* [TASK PROMPT]
Reproduce exactly the stretch of lines running from the line with "Convert this screenshot" to the end of the entries below.

━━ DATA FOR THIS EXERCISE ━━

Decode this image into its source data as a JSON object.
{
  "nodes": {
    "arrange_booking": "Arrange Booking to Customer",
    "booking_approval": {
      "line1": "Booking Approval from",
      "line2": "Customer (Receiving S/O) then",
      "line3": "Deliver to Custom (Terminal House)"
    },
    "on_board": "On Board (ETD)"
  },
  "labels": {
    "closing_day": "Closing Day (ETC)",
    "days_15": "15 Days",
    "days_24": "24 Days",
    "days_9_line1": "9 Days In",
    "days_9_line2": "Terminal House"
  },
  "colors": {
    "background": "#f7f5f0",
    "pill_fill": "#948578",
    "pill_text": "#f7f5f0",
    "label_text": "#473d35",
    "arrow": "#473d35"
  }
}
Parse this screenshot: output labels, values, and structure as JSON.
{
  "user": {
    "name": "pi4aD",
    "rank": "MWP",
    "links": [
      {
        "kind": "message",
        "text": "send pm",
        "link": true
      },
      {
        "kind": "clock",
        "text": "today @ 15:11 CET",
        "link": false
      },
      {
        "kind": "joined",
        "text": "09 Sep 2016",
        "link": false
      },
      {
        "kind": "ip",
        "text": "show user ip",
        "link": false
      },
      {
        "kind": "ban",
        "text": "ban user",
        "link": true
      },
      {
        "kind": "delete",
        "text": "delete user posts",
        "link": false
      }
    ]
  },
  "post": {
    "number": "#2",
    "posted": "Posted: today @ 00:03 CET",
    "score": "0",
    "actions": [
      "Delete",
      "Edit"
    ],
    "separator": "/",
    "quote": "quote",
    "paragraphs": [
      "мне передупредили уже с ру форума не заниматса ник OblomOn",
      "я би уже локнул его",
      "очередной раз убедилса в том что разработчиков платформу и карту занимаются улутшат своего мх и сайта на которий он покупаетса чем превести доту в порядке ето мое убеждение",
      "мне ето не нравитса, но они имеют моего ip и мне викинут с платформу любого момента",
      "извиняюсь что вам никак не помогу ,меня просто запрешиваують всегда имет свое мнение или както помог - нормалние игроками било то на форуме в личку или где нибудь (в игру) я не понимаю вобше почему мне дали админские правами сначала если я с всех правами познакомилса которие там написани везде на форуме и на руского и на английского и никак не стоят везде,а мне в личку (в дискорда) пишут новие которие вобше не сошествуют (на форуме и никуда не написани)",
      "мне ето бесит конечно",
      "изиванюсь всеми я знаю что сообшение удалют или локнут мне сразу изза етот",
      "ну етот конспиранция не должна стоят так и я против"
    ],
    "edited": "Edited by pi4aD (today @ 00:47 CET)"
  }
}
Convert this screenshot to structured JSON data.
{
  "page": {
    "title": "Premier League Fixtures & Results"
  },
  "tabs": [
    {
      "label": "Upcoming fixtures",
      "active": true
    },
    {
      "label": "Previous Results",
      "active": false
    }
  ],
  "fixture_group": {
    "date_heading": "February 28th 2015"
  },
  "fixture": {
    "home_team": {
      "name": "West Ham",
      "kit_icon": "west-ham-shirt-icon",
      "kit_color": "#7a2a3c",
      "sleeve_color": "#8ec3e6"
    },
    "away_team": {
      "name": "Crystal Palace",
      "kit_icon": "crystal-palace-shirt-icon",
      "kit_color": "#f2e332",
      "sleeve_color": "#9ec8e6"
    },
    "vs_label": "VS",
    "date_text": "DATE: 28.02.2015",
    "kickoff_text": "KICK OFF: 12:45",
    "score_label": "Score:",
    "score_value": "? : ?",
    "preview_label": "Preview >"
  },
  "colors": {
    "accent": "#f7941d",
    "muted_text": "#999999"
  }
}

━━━

* [ANSWER SPACE]
Convert this screenshot to structured JSON data.
{
  "page": {
    "title": "Premier League Fixtures & Results"
  },
  "tabs": [
    {
      "label": "Upcoming fixtures",
      "active": true
    },
    {
      "label": "Previous Results",
      "active": false
    }
  ],
  "fixture_group": {
    "date_heading": "February 28th 2015"
  },
  "fixture": {
    "home_team": {
      "name": "West Ham",
      "kit_icon": "west-ham-shirt-icon",
      "kit_color": "#7a2a3c",
      "sleeve_color": "#8ec3e6"
    },
    "away_team": {
      "name": "Crystal Palace",
      "kit_icon": "crystal-palace-shirt-icon",
      "kit_color": "#f2e332",
      "sleeve_color": "#9ec8e6"
    },
    "vs_label": "VS",
    "date_text": "DATE: 28.02.2015",
    "kickoff_text": "KICK OFF: 12:45",
    "score_label": "Score:",
    "score_value": "? : ?",
    "preview_label": "Preview >"
  },
  "colors": {
    "accent": "#f7941d",
    "muted_text": "#999999"
  }
}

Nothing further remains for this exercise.